Portrait of the author and publisher Zoe Beck
Photo credit Victoria Tomaschko

»Wild boar, wolves, and even bears are on the increase.«

Zoё Beck lives in Berlin and is the author of several crime novels. She translates literature from English into German and runs the independent publishing house CulturBooks with Jan Karsten. She is also politically active as an author and as a part of the alliance #verlagegegenrechts (publishers against the right) and the feminist authors' association "Herland". Her thriller "Paradise City" (2020) is about a totalitarian health surveillance regime. It takes place in a grim future in which an all-powerful, centralised system rules over a land of pandemics, monitoring apps and climate change. Finishing the manuscript shortly before the COVID-19 pandemic hit, Zoë Beck seems to have anticipated the arrival of this very real virus and the global unravelling that followed. Sometimes reality exceeds even the wildest scenarios in literature. And we are seeing this more and more often.

»They agree on how terrible the incident was and that something urgently has to be done to keep the wild animals out here under control. Wild boar, wolves, and even bears are on the increase. Whatever next. Liina pretends to ponder the men’s misgivings very seriously and reassures them of her good standing in government circles as a zoologist, saying she’ll bring up the region’s problems at the next opportunity. Karl, Fritz and Igor glug back their beer and tell her how hard it is to survive out here every day – three men all alone in the village, with the nearest civilisation ten kilometres away, and how difficult it all is but how they somehow manage and don’t want to moan because rural life has to go on, even if the government doesn’t see it that way and keeps urging them to resettle.«

(Zoё Beck: Paradise City. Thriller, Suhrkamp 2020)

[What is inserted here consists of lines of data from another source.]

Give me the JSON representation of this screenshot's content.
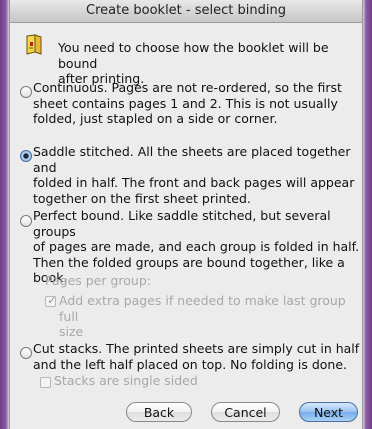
{
  "window": {
    "title": "Create booklet - select binding"
  },
  "intro": {
    "icon": "booklet-icon",
    "text": "You need to choose how the booklet will be bound\nafter printing."
  },
  "options": {
    "continuous": {
      "text": "Continuous. Pages are not re-ordered, so the first\nsheet contains pages 1 and 2. This is not usually\nfolded, just stapled on a side or corner.",
      "selected": false
    },
    "saddle": {
      "text": "Saddle stitched. All the sheets are placed together and\nfolded in half. The front and back pages will appear\ntogether on the first sheet printed.",
      "selected": true
    },
    "perfect": {
      "text": "Perfect bound. Like saddle stitched, but several groups\nof pages are made, and each group is folded in half.\nThen the folded groups are bound together, like a\nbook.",
      "selected": false,
      "pages_per_group_label": "Pages per group:",
      "extra_pages_label": "Add extra pages if needed to make last group full\nsize",
      "extra_pages_checked": true
    },
    "cut": {
      "text": "Cut stacks. The printed sheets are simply cut in half\nand the left half placed on top. No folding is done.",
      "selected": false,
      "single_sided_label": "Stacks are single sided",
      "single_sided_checked": false
    }
  },
  "buttons": {
    "back": "Back",
    "cancel": "Cancel",
    "next": "Next"
  }
}
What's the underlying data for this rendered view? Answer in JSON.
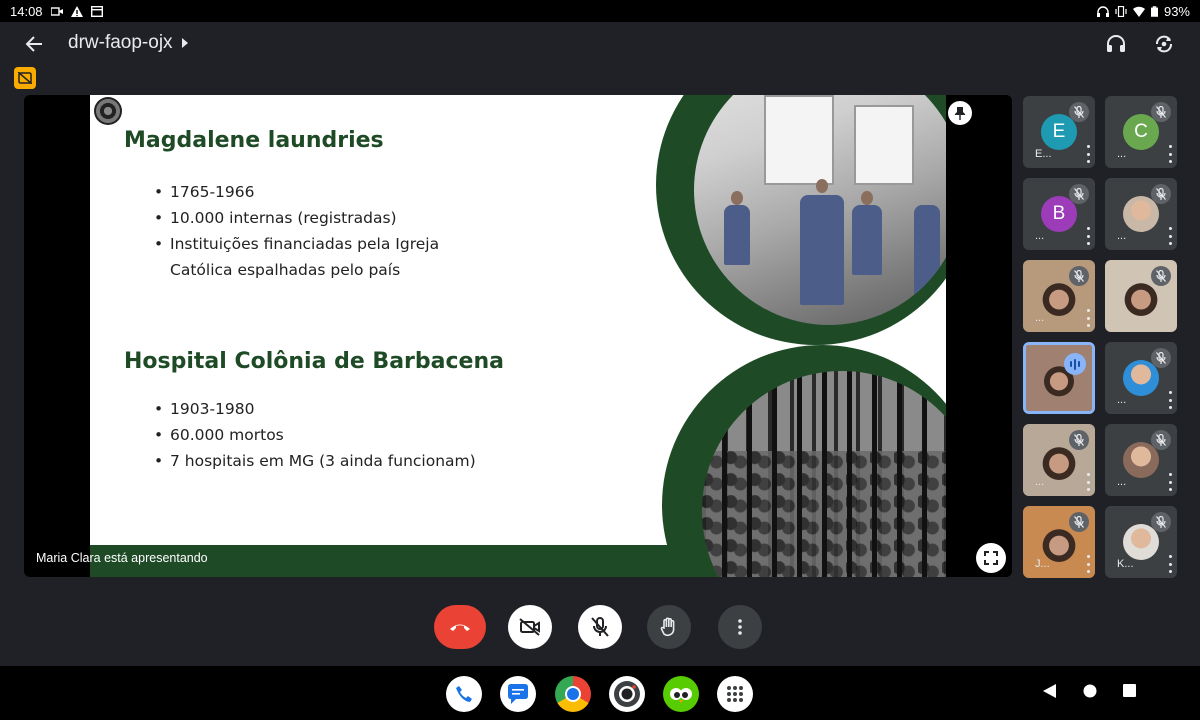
{
  "status_bar": {
    "time": "14:08",
    "battery": "93%"
  },
  "header": {
    "meeting_code": "drw-faop-ojx"
  },
  "presentation": {
    "presenter_label": "Maria Clara está apresentando",
    "slide": {
      "heading1": "Magdalene laundries",
      "list1": [
        "1765-1966",
        "10.000 internas (registradas)",
        "Instituições financiadas pela Igreja",
        "Católica espalhadas pelo país"
      ],
      "heading2": "Hospital Colônia de Barbacena",
      "list2": [
        "1903-1980",
        "60.000 mortos",
        "7 hospitais em MG (3 ainda funcionam)"
      ]
    }
  },
  "participants": [
    {
      "initial": "E",
      "name": "E...",
      "color": "#1e9bb3",
      "muted": true
    },
    {
      "initial": "C",
      "name": "...",
      "color": "#6aa84f",
      "muted": true
    },
    {
      "initial": "B",
      "name": "...",
      "color": "#9c3cb8",
      "muted": true
    },
    {
      "initial": "",
      "name": "...",
      "color": "#c9b8a8",
      "muted": true
    },
    {
      "initial": "",
      "name": "...",
      "color": "#b79a7c",
      "muted": true
    },
    {
      "initial": "",
      "name": "",
      "color": "#d0c4b4",
      "muted": true
    },
    {
      "initial": "",
      "name": "",
      "color": "#a08070",
      "muted": false
    },
    {
      "initial": "",
      "name": "...",
      "color": "#2e8fd8",
      "muted": true
    },
    {
      "initial": "",
      "name": "...",
      "color": "#b8a898",
      "muted": true
    },
    {
      "initial": "",
      "name": "...",
      "color": "#8a6a5a",
      "muted": true
    },
    {
      "initial": "",
      "name": "J...",
      "color": "#c88a50",
      "muted": true
    },
    {
      "initial": "",
      "name": "K...",
      "color": "#e0dcd8",
      "muted": true
    }
  ],
  "colors": {
    "end_call": "#ea4335",
    "slide_green": "#1e4a26",
    "accent_blue": "#8ab4f8"
  },
  "icons": {
    "back": "arrow-left-icon",
    "audio": "headphones-icon",
    "switch_camera": "camera-switch-icon",
    "pin": "pin-icon",
    "fullscreen": "fullscreen-icon",
    "end_call": "phone-hangup-icon",
    "camera_off": "video-off-icon",
    "mic_off": "mic-off-icon",
    "raise_hand": "hand-icon",
    "more": "more-vertical-icon"
  },
  "dock_apps": [
    "phone",
    "messages",
    "chrome",
    "camera",
    "duolingo",
    "app-drawer"
  ]
}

A thriller depends on a good plot and the art of suspense. "Paradise City" is a near-future novel about resistance against a totalitarian surveillance system. It is interesting for cli fi because the setting is so affected by climate change that no one can deny the problem exists. The whole natural world becomes a setting for the revealing of signs. The Rhine-Main area has become a huge urban conglomerate, as has Uckermark, a characteristically rural countryside province in eastern Germany. The return of animals which have long since emigrated from these areas also becomes a sign for the shifts in climate. The addition of dangerous jackals that supposedly bite people to death, however, does not necessarily refer directly to climate change. Within the many layers of the novel is also a plot line about an ostracized society in revolt against growth ideology, consumer culture and the surveillance state.